19thcenturycookerybooks25082015_08252015-11Writer Meredith Goad for the Portland Press Herald finds much to be excited about in Bowdoin’s new collection of antique cookery books that were printed between 1772 and the 1960s. The 700 books in the Esta Kramer Collection of American Cookery, donated to the George J. Mitchell Department of Special Collections & Archives in the fall, offer up not just “odd recipes,” Goad writes, but also history, quirky words and phrases, and even helpful tips still applicable today.

The exhibit also caught the eye of Bangor Daily News journalist Kathleen Pierce, in her article “History of American Cookery Comes to Life at Bowdoin Exhibit.” She quotes antiquarian bookseller Don Lindgren. who catalogued the collection: ““Cookbooks are like auto repair manuals,” he says. “Both get under the hood and show how things really work.”

The collection features in an exhibit that opened last week at the Hawthorne-Longfellow Library. It will run through June 5, 2016.

On January 27, to mark the opening of the exhibit, Don Lindgren gave a talk titled  click here to view/listen.

by Tom Porter

Summer Harvest: Bowdoin Garden Crew Brings New Plot to Life
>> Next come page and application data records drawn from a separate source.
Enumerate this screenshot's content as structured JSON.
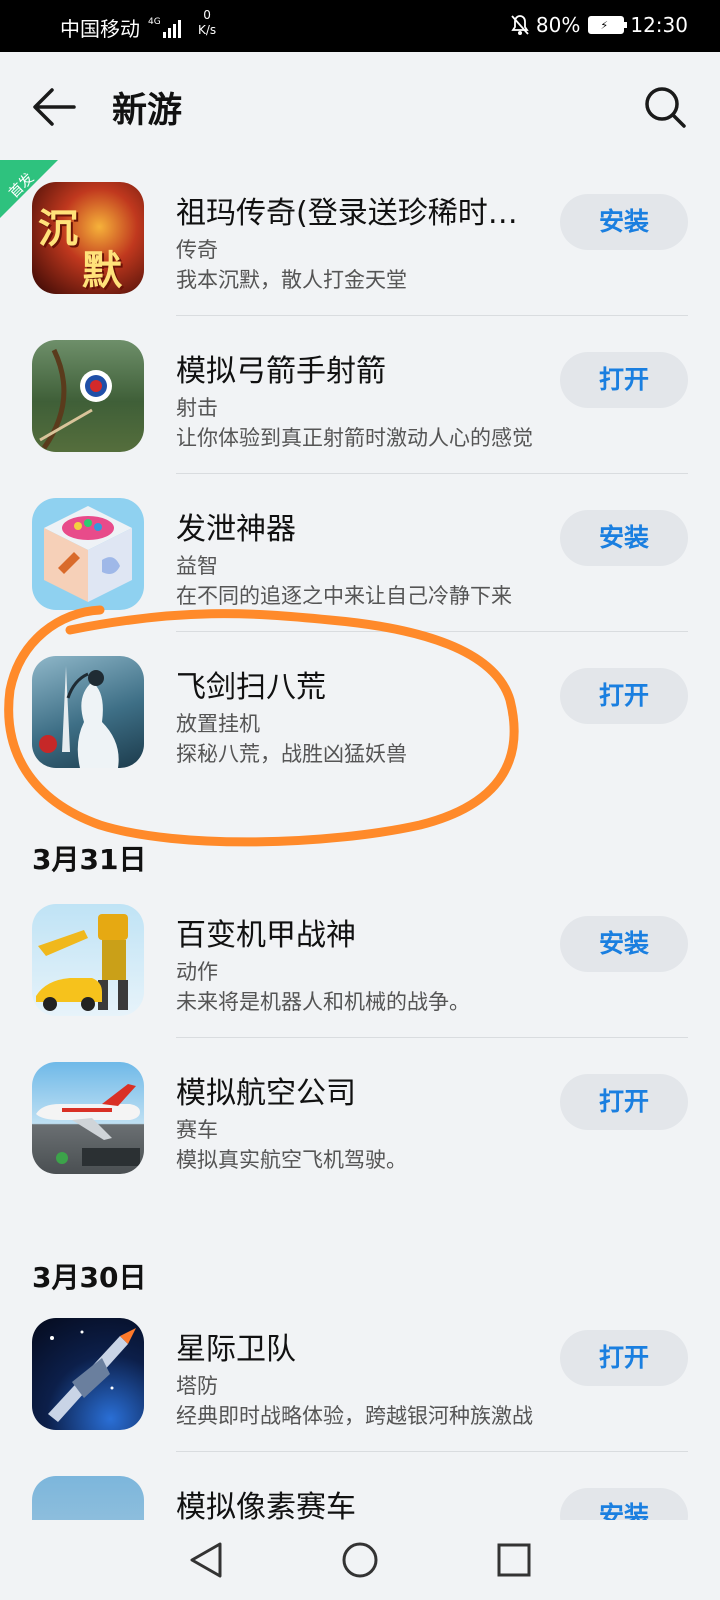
{
  "status_bar": {
    "carrier": "中国移动",
    "network": "4G",
    "speed_value": "0",
    "speed_unit": "K/s",
    "battery": "80%",
    "time": "12:30"
  },
  "header": {
    "title": "新游"
  },
  "badge": "首发",
  "groups": [
    {
      "date": "",
      "apps": [
        {
          "name": "祖玛传奇(登录送珍稀时…",
          "category": "传奇",
          "description": "我本沉默，散人打金天堂",
          "button": "安装"
        },
        {
          "name": "模拟弓箭手射箭",
          "category": "射击",
          "description": "让你体验到真正射箭时激动人心的感觉",
          "button": "打开"
        },
        {
          "name": "发泄神器",
          "category": "益智",
          "description": "在不同的追逐之中来让自己冷静下来",
          "button": "安装"
        },
        {
          "name": "飞剑扫八荒",
          "category": "放置挂机",
          "description": "探秘八荒，战胜凶猛妖兽",
          "button": "打开"
        }
      ]
    },
    {
      "date": "3月31日",
      "apps": [
        {
          "name": "百变机甲战神",
          "category": "动作",
          "description": "未来将是机器人和机械的战争。",
          "button": "安装"
        },
        {
          "name": "模拟航空公司",
          "category": "赛车",
          "description": "模拟真实航空飞机驾驶。",
          "button": "打开"
        }
      ]
    },
    {
      "date": "3月30日",
      "apps": [
        {
          "name": "星际卫队",
          "category": "塔防",
          "description": "经典即时战略体验，跨越银河种族激战",
          "button": "打开"
        },
        {
          "name": "模拟像素赛车",
          "category": "",
          "description": "",
          "button": "安装"
        }
      ]
    }
  ],
  "colors": {
    "accent": "#1a7fe0",
    "highlight_stroke": "#ff8a2a",
    "badge": "#2ec27e"
  }
}
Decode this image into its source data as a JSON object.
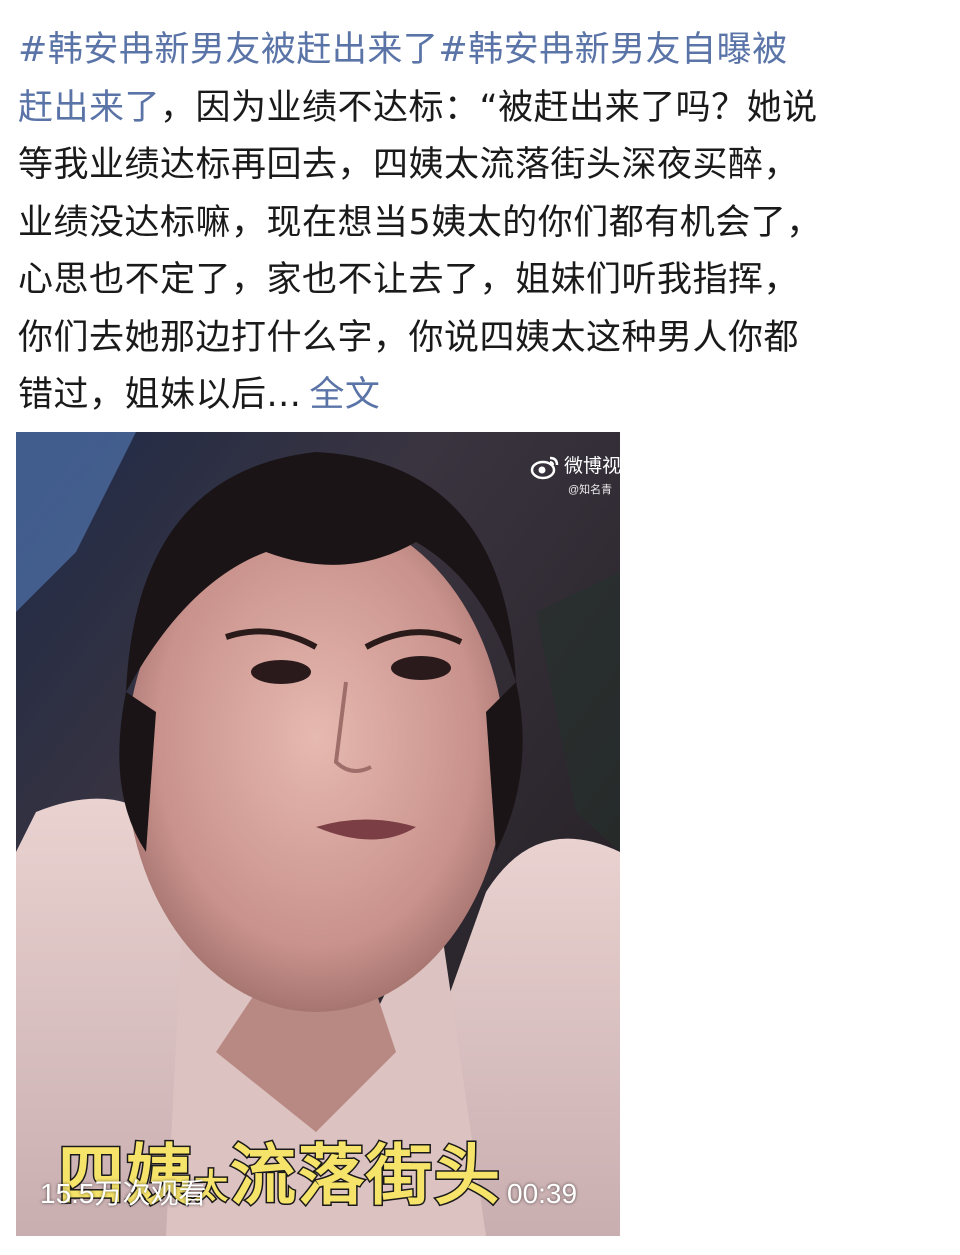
{
  "post": {
    "hashtag_1": "#韩安冉新男友被赶出来了",
    "hashtag_2": "#韩安冉新男友自曝被赶出来了",
    "body_lines": [
      "，因为业绩不达标：“被赶出来了吗？她说",
      "等我业绩达标再回去，四姨太流落街头深夜买醉，",
      "业绩没达标嘛，现在想当5姨太的你们都有机会了，",
      "心思也不定了，家也不让去了，姐妹们听我指挥，",
      "你们去她那边打什么字，你说四姨太这种男人你都",
      "错过，姐妹以后..."
    ],
    "hashtag_2_first_part": "#韩安冉新男友自曝被",
    "hashtag_2_second_part": "赶出来了",
    "full_text_label": "全文"
  },
  "video": {
    "watermark_brand": "微博视",
    "watermark_handle": "@知名青",
    "watermark_icon": "weibo-logo-icon",
    "caption_part_1": "四姨",
    "caption_small": "太",
    "caption_part_2": "流落街头",
    "view_count": "15.5万次观看",
    "duration": "00:39"
  },
  "colors": {
    "hashtag": "#5b74a8",
    "text": "#1a1a1a",
    "caption_fill": "#f6e36a",
    "background": "#ffffff"
  }
}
The new garden on Harpswell Road is producing a bounty of vegetables and flowers this year under the direction of Bowdoin Organic Garden manager Sara Cawthon and her crew. Earlier in the summer, the radishes were the size of plums, and were so abundant that the dining hall chefs had to be inventive in how they used them.

In this video, garden interns Elina Zhang ’16 and Tara Palnitkar ’16 give a brief tour of the plot, showing off the basil, lettuce, watermelon and other crops that the carefully amended and tended soil is producing. The 1/3-acre garden joins the Bowdoin gardens out on Pleasant Street and South Street, for a total of 1.5 acres.

by Rebecca Goldfine